Man Wanted For Dallas Murder Confesses To Tulsa Robberies
TULSA, Oklahoma - Tulsa police arrested a man who admitted robbing two Tulsa restaurants Wednesday morning who's also wanted for a murder in Dallas.
Police said Latwon Goff could've never committed these crimes, if a Tulsa County judge hadn't set him free in December.
This is not the first time Latwon Goff has been behind bars.
Police arrested him three years ago for five robberies and a list of other crimes.
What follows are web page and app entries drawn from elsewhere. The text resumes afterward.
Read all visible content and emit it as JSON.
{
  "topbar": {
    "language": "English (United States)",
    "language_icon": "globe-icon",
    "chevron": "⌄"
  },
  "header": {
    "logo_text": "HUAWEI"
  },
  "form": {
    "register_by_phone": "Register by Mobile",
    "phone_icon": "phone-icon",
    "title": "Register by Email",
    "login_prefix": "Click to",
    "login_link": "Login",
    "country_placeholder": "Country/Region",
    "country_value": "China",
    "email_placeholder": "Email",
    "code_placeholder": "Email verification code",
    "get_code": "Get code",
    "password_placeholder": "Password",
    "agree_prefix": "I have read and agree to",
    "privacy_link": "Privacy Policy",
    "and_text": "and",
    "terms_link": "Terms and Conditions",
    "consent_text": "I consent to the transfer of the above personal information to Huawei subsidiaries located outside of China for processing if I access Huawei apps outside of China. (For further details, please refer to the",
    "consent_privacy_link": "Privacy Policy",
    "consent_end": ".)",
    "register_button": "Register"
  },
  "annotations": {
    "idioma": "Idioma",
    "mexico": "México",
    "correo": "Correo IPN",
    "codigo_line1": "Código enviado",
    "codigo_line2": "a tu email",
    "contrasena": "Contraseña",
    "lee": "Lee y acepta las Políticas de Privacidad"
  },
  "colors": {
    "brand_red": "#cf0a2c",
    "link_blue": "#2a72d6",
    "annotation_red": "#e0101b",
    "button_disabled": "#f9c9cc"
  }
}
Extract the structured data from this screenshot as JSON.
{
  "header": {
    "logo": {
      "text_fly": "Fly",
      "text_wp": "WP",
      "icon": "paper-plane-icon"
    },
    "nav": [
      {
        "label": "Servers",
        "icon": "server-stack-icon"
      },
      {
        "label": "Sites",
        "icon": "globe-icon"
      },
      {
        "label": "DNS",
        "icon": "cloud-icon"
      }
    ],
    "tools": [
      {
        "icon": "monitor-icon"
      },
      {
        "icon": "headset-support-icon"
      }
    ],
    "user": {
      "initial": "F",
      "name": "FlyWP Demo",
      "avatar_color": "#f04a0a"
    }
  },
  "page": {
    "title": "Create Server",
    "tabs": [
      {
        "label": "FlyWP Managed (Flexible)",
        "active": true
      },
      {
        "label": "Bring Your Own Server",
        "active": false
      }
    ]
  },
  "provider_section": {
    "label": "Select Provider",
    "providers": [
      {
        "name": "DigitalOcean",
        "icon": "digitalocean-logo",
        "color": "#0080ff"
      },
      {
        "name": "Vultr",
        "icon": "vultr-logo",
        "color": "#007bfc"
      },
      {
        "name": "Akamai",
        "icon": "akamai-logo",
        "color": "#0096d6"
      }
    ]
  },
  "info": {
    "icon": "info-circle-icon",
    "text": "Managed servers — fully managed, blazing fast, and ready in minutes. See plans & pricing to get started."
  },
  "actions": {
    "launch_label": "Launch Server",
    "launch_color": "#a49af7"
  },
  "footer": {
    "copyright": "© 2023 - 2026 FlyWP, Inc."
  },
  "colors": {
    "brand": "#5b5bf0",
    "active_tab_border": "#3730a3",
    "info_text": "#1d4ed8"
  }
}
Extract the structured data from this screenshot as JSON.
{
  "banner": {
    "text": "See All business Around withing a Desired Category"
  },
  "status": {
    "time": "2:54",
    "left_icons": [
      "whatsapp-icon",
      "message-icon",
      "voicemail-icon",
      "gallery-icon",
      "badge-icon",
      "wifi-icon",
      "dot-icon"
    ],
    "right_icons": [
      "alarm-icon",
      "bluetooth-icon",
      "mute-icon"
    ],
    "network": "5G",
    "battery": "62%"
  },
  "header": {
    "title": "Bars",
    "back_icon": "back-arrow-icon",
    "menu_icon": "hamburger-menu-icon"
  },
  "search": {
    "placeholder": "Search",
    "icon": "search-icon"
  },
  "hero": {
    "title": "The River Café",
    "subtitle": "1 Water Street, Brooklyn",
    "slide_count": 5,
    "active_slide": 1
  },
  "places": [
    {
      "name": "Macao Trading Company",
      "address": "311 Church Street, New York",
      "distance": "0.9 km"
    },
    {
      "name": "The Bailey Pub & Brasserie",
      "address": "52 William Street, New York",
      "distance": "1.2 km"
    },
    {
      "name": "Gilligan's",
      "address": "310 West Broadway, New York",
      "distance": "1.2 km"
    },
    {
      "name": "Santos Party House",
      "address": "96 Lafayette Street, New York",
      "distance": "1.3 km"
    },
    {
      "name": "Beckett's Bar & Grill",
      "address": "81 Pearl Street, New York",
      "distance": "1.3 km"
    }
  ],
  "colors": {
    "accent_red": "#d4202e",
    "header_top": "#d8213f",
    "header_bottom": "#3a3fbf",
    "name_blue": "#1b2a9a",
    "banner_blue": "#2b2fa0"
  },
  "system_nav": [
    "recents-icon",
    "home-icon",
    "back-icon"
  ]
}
He pleaded guilty, got a 15-year sentence, but, then a judge wiped it all away and set Goff free in December.
Police said Goff went to Dallas, where just two months later he murdered a man and shot a woman during a robbery.
Dallas police warned Tulsa police that Goff could be headed back this way.
Officers said Goff admitted robbing a Tulsa donut store in front of a woman and her small children and a Subway Wednesday and also confessed to robbing a Walgreens three days before the judge let him go.
"Frustration is almost not the word for it," said TPD Robbery Sgt. Brandon Watkins.
Watkins said Goff did several robberies in 2014 and they were glad when he pleaded and got a 15-year sentence, then they were dismayed to hear Judge
Sharon Holmes dismissed all those cases and expunged Goff's record.
"I understand taking a chance on somebody, giving somebody a second chance, but, once you shove a gun in someone's face, your chances are worn out, as far as we're concerned," Watkins said.
This isn't the first time it's happened.
Tulsa police arrested Maurice Younger in 2014 for six robberies, some burglaries and stolen cars.
He pleaded guilty and initially got 15 years, but, Judge Holmes knocked it down to a five-year deferred. That was in May of 2016.
Just two months later, Tulsa police arrested Younger for several home invasion robberies and raping a woman.
After that, Judge Holmes did order Younger held without bond.
News On 6 called her courtroom to ask her about these cases, but haven't yet heard back.
Tulsa County District Attorney Steve Kunzweiler released a statement saying:
I am grateful for the hard work of the Tulsa Police Department in getting Mr. Goff off the streets. However, it is my opinion that he should never have returned to the streets in the first place. The violent trail of crime he began as a youthful offender in August, 2014 should have resulted in his placement in the custody of the Oklahoma Department of Corrections. While Oklahoma’s Youthful Offender statutes were created in part, to consider the amenability of rehabilitation for certain youthful offenders, they were also created “to better ensure the public safety by holding youths accountable for the commission of serious crimes”.
Mr. Goff was released from supervision for his Tulsa area crimes based upon the recommendation of the Office of Juvenile Affairs. OJA’s report to the court stated that “although Latwon’s Youthful Offender crimes were serious indeed, he has taken full advantage of all treatment opportunities available, his mother has been supportive of him throughout the process, and he seems to be ready for case closure at this time.” First, the fact that he committed “crimes” as in plural, several, many, etc., should have been a prime indicator that he was an extreme risk of reoffending. Second, I am more than confident that any mother would be “supportive” of their child in just about any circumstance. Third, I have never met an offender who wants their case to remain open – offenders want it over and done with as soon as possible. What is more important to me is not how Mr. Goff Felt, but the effect Mr. Goff’s crimes had on each one of the victims, and whether the 1 year and 10 months he spent in the custody of the Office of Juvenile Affairs could ever have meaningfully rehabilitated him. We are now seeing that the hopes of treatment providers have apparently fallen woefully short of their goal.
I have the benefit of being a prosecutor who endured the days when all that the State of Oklahoma had was a juvenile court system and an adult court system. Violent offenders in the age range of Mr. Goff had virtually no accountability in the juvenile system. Oklahoma’s Youthful Offender statutes were in response to the public outcry for more accountability. The safety and security of the public is at the forefront of my office’s efforts on a daily basis. We will continue to advocate in our courts that violent offenders need to be held fully responsible for the crimes they commit – even if they are “youthful offenders”. Our only hope is that the courts, the treatment providers, and the case managers listen to and heed our warnings when it comes to rendering judgment on a documented violent offender.
Mr. Goff is accused of new violent offenses in Tulsa County and in the State of Texas. He, like every charged individual enjoys the presumption of innocence until a judge or a jury determines otherwise.